**ASSIGNED TASK:** Everything in the listing below must be set down again exactly, apart from the pictures.

········

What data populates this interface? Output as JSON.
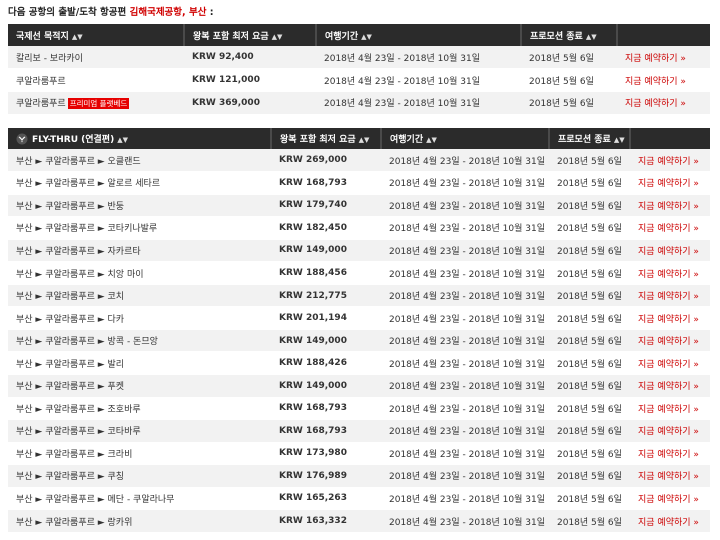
{
  "heading": {
    "prefix": "다음 공항의 출발/도착 항공편 ",
    "airport": "김해국제공항, 부산",
    "suffix": " :"
  },
  "intl_table": {
    "headers": [
      "국제선 목적지",
      "왕복 포함 최저 요금",
      "여행기간",
      "프로모션 종료"
    ],
    "rows": [
      {
        "destination": "칼리보 - 보라카이",
        "badge": "",
        "price": "KRW 92,400",
        "period": "2018년 4월 23일 - 2018년 10월 31일",
        "end": "2018년 5월 6일",
        "cta": "지금 예약하기 »"
      },
      {
        "destination": "쿠알라룸푸르",
        "badge": "",
        "price": "KRW 121,000",
        "period": "2018년 4월 23일 - 2018년 10월 31일",
        "end": "2018년 5월 6일",
        "cta": "지금 예약하기 »"
      },
      {
        "destination": "쿠알라룸푸르",
        "badge": "프리미엄 플랫베드",
        "price": "KRW 369,000",
        "period": "2018년 4월 23일 - 2018년 10월 31일",
        "end": "2018년 5월 6일",
        "cta": "지금 예약하기 »"
      }
    ]
  },
  "flythru_table": {
    "headers": [
      "FLY-THRU (연결편)",
      "왕복 포함 최저 요금",
      "여행기간",
      "프로모션 종료"
    ],
    "rows": [
      {
        "route": "부산 ► 쿠알라룸푸르 ► 오클랜드",
        "price": "KRW 269,000",
        "period": "2018년 4월 23일 - 2018년 10월 31일",
        "end": "2018년 5월 6일",
        "cta": "지금 예약하기 »"
      },
      {
        "route": "부산 ► 쿠알라룸푸르 ► 알로르 세타르",
        "price": "KRW 168,793",
        "period": "2018년 4월 23일 - 2018년 10월 31일",
        "end": "2018년 5월 6일",
        "cta": "지금 예약하기 »"
      },
      {
        "route": "부산 ► 쿠알라룸푸르 ► 반둥",
        "price": "KRW 179,740",
        "period": "2018년 4월 23일 - 2018년 10월 31일",
        "end": "2018년 5월 6일",
        "cta": "지금 예약하기 »"
      },
      {
        "route": "부산 ► 쿠알라룸푸르 ► 코타키나발루",
        "price": "KRW 182,450",
        "period": "2018년 4월 23일 - 2018년 10월 31일",
        "end": "2018년 5월 6일",
        "cta": "지금 예약하기 »"
      },
      {
        "route": "부산 ► 쿠알라룸푸르 ► 자카르타",
        "price": "KRW 149,000",
        "period": "2018년 4월 23일 - 2018년 10월 31일",
        "end": "2018년 5월 6일",
        "cta": "지금 예약하기 »"
      },
      {
        "route": "부산 ► 쿠알라룸푸르 ► 치앙 마이",
        "price": "KRW 188,456",
        "period": "2018년 4월 23일 - 2018년 10월 31일",
        "end": "2018년 5월 6일",
        "cta": "지금 예약하기 »"
      },
      {
        "route": "부산 ► 쿠알라룸푸르 ► 코치",
        "price": "KRW 212,775",
        "period": "2018년 4월 23일 - 2018년 10월 31일",
        "end": "2018년 5월 6일",
        "cta": "지금 예약하기 »"
      },
      {
        "route": "부산 ► 쿠알라룸푸르 ► 다카",
        "price": "KRW 201,194",
        "period": "2018년 4월 23일 - 2018년 10월 31일",
        "end": "2018년 5월 6일",
        "cta": "지금 예약하기 »"
      },
      {
        "route": "부산 ► 쿠알라룸푸르 ► 방콕 - 돈므앙",
        "price": "KRW 149,000",
        "period": "2018년 4월 23일 - 2018년 10월 31일",
        "end": "2018년 5월 6일",
        "cta": "지금 예약하기 »"
      },
      {
        "route": "부산 ► 쿠알라룸푸르 ► 발리",
        "price": "KRW 188,426",
        "period": "2018년 4월 23일 - 2018년 10월 31일",
        "end": "2018년 5월 6일",
        "cta": "지금 예약하기 »"
      },
      {
        "route": "부산 ► 쿠알라룸푸르 ► 푸켓",
        "price": "KRW 149,000",
        "period": "2018년 4월 23일 - 2018년 10월 31일",
        "end": "2018년 5월 6일",
        "cta": "지금 예약하기 »"
      },
      {
        "route": "부산 ► 쿠알라룸푸르 ► 조호바루",
        "price": "KRW 168,793",
        "period": "2018년 4월 23일 - 2018년 10월 31일",
        "end": "2018년 5월 6일",
        "cta": "지금 예약하기 »"
      },
      {
        "route": "부산 ► 쿠알라룸푸르 ► 코타바루",
        "price": "KRW 168,793",
        "period": "2018년 4월 23일 - 2018년 10월 31일",
        "end": "2018년 5월 6일",
        "cta": "지금 예약하기 »"
      },
      {
        "route": "부산 ► 쿠알라룸푸르 ► 크라비",
        "price": "KRW 173,980",
        "period": "2018년 4월 23일 - 2018년 10월 31일",
        "end": "2018년 5월 6일",
        "cta": "지금 예약하기 »"
      },
      {
        "route": "부산 ► 쿠알라룸푸르 ► 쿠칭",
        "price": "KRW 176,989",
        "period": "2018년 4월 23일 - 2018년 10월 31일",
        "end": "2018년 5월 6일",
        "cta": "지금 예약하기 »"
      },
      {
        "route": "부산 ► 쿠알라룸푸르 ► 메단 - 쿠알라나무",
        "price": "KRW 165,263",
        "period": "2018년 4월 23일 - 2018년 10월 31일",
        "end": "2018년 5월 6일",
        "cta": "지금 예약하기 »"
      },
      {
        "route": "부산 ► 쿠알라룸푸르 ► 랑카위",
        "price": "KRW 163,332",
        "period": "2018년 4월 23일 - 2018년 10월 31일",
        "end": "2018년 5월 6일",
        "cta": "지금 예약하기 »"
      }
    ]
  },
  "icons": {
    "sort": "sort-arrows-icon",
    "fly_thru": "fly-thru-logo-icon"
  },
  "colors": {
    "header_bg": "#2b2b2b",
    "accent_red": "#cc0000",
    "badge_red": "#e60000",
    "row_alt": "#f2f2f2"
  }
}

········

**ANSWER BOX:**
What data populates this interface? Output as JSON.
{
  "heading": {
    "prefix": "다음 공항의 출발/도착 항공편 ",
    "airport": "김해국제공항, 부산",
    "suffix": " :"
  },
  "intl_table": {
    "headers": [
      "국제선 목적지",
      "왕복 포함 최저 요금",
      "여행기간",
      "프로모션 종료"
    ],
    "rows": [
      {
        "destination": "칼리보 - 보라카이",
        "badge": "",
        "price": "KRW 92,400",
        "period": "2018년 4월 23일 - 2018년 10월 31일",
        "end": "2018년 5월 6일",
        "cta": "지금 예약하기 »"
      },
      {
        "destination": "쿠알라룸푸르",
        "badge": "",
        "price": "KRW 121,000",
        "period": "2018년 4월 23일 - 2018년 10월 31일",
        "end": "2018년 5월 6일",
        "cta": "지금 예약하기 »"
      },
      {
        "destination": "쿠알라룸푸르",
        "badge": "프리미엄 플랫베드",
        "price": "KRW 369,000",
        "period": "2018년 4월 23일 - 2018년 10월 31일",
        "end": "2018년 5월 6일",
        "cta": "지금 예약하기 »"
      }
    ]
  },
  "flythru_table": {
    "headers": [
      "FLY-THRU (연결편)",
      "왕복 포함 최저 요금",
      "여행기간",
      "프로모션 종료"
    ],
    "rows": [
      {
        "route": "부산 ► 쿠알라룸푸르 ► 오클랜드",
        "price": "KRW 269,000",
        "period": "2018년 4월 23일 - 2018년 10월 31일",
        "end": "2018년 5월 6일",
        "cta": "지금 예약하기 »"
      },
      {
        "route": "부산 ► 쿠알라룸푸르 ► 알로르 세타르",
        "price": "KRW 168,793",
        "period": "2018년 4월 23일 - 2018년 10월 31일",
        "end": "2018년 5월 6일",
        "cta": "지금 예약하기 »"
      },
      {
        "route": "부산 ► 쿠알라룸푸르 ► 반둥",
        "price": "KRW 179,740",
        "period": "2018년 4월 23일 - 2018년 10월 31일",
        "end": "2018년 5월 6일",
        "cta": "지금 예약하기 »"
      },
      {
        "route": "부산 ► 쿠알라룸푸르 ► 코타키나발루",
        "price": "KRW 182,450",
        "period": "2018년 4월 23일 - 2018년 10월 31일",
        "end": "2018년 5월 6일",
        "cta": "지금 예약하기 »"
      },
      {
        "route": "부산 ► 쿠알라룸푸르 ► 자카르타",
        "price": "KRW 149,000",
        "period": "2018년 4월 23일 - 2018년 10월 31일",
        "end": "2018년 5월 6일",
        "cta": "지금 예약하기 »"
      },
      {
        "route": "부산 ► 쿠알라룸푸르 ► 치앙 마이",
        "price": "KRW 188,456",
        "period": "2018년 4월 23일 - 2018년 10월 31일",
        "end": "2018년 5월 6일",
        "cta": "지금 예약하기 »"
      },
      {
        "route": "부산 ► 쿠알라룸푸르 ► 코치",
        "price": "KRW 212,775",
        "period": "2018년 4월 23일 - 2018년 10월 31일",
        "end": "2018년 5월 6일",
        "cta": "지금 예약하기 »"
      },
      {
        "route": "부산 ► 쿠알라룸푸르 ► 다카",
        "price": "KRW 201,194",
        "period": "2018년 4월 23일 - 2018년 10월 31일",
        "end": "2018년 5월 6일",
        "cta": "지금 예약하기 »"
      },
      {
        "route": "부산 ► 쿠알라룸푸르 ► 방콕 - 돈므앙",
        "price": "KRW 149,000",
        "period": "2018년 4월 23일 - 2018년 10월 31일",
        "end": "2018년 5월 6일",
        "cta": "지금 예약하기 »"
      },
      {
        "route": "부산 ► 쿠알라룸푸르 ► 발리",
        "price": "KRW 188,426",
        "period": "2018년 4월 23일 - 2018년 10월 31일",
        "end": "2018년 5월 6일",
        "cta": "지금 예약하기 »"
      },
      {
        "route": "부산 ► 쿠알라룸푸르 ► 푸켓",
        "price": "KRW 149,000",
        "period": "2018년 4월 23일 - 2018년 10월 31일",
        "end": "2018년 5월 6일",
        "cta": "지금 예약하기 »"
      },
      {
        "route": "부산 ► 쿠알라룸푸르 ► 조호바루",
        "price": "KRW 168,793",
        "period": "2018년 4월 23일 - 2018년 10월 31일",
        "end": "2018년 5월 6일",
        "cta": "지금 예약하기 »"
      },
      {
        "route": "부산 ► 쿠알라룸푸르 ► 코타바루",
        "price": "KRW 168,793",
        "period": "2018년 4월 23일 - 2018년 10월 31일",
        "end": "2018년 5월 6일",
        "cta": "지금 예약하기 »"
      },
      {
        "route": "부산 ► 쿠알라룸푸르 ► 크라비",
        "price": "KRW 173,980",
        "period": "2018년 4월 23일 - 2018년 10월 31일",
        "end": "2018년 5월 6일",
        "cta": "지금 예약하기 »"
      },
      {
        "route": "부산 ► 쿠알라룸푸르 ► 쿠칭",
        "price": "KRW 176,989",
        "period": "2018년 4월 23일 - 2018년 10월 31일",
        "end": "2018년 5월 6일",
        "cta": "지금 예약하기 »"
      },
      {
        "route": "부산 ► 쿠알라룸푸르 ► 메단 - 쿠알라나무",
        "price": "KRW 165,263",
        "period": "2018년 4월 23일 - 2018년 10월 31일",
        "end": "2018년 5월 6일",
        "cta": "지금 예약하기 »"
      },
      {
        "route": "부산 ► 쿠알라룸푸르 ► 랑카위",
        "price": "KRW 163,332",
        "period": "2018년 4월 23일 - 2018년 10월 31일",
        "end": "2018년 5월 6일",
        "cta": "지금 예약하기 »"
      }
    ]
  },
  "icons": {
    "sort": "sort-arrows-icon",
    "fly_thru": "fly-thru-logo-icon"
  },
  "colors": {
    "header_bg": "#2b2b2b",
    "accent_red": "#cc0000",
    "badge_red": "#e60000",
    "row_alt": "#f2f2f2"
  }
}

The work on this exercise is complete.